> MATERIAL TO PROCESS:
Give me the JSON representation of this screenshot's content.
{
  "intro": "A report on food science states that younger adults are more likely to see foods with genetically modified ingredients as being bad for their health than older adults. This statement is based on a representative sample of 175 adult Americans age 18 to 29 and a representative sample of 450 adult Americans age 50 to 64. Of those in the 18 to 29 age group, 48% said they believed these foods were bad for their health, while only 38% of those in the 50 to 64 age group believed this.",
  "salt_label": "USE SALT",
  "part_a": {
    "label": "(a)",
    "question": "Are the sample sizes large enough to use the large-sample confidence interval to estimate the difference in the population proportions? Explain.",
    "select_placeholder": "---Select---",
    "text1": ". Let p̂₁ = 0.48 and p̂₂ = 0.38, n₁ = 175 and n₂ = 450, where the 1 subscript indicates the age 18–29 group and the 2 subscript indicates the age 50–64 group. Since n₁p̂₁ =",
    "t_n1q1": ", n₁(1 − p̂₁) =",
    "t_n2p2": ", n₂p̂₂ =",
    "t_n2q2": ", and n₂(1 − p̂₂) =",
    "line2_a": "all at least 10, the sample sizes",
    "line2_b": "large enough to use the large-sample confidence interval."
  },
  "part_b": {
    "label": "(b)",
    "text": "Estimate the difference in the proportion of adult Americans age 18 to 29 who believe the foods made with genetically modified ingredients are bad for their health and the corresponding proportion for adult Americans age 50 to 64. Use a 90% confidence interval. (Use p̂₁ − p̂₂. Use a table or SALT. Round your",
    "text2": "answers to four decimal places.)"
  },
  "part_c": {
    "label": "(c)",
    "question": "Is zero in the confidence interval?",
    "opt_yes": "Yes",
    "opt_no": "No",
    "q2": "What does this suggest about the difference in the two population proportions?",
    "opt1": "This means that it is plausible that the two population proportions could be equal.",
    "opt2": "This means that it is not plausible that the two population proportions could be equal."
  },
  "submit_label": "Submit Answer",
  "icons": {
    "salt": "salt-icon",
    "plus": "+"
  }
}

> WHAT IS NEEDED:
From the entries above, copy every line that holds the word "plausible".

> EXPECTED ANSWER:
    "opt1": "This means that it is plausible that the two population proportions could be equal.",
    "opt2": "This means that it is not plausible that the two population proportions could be equal."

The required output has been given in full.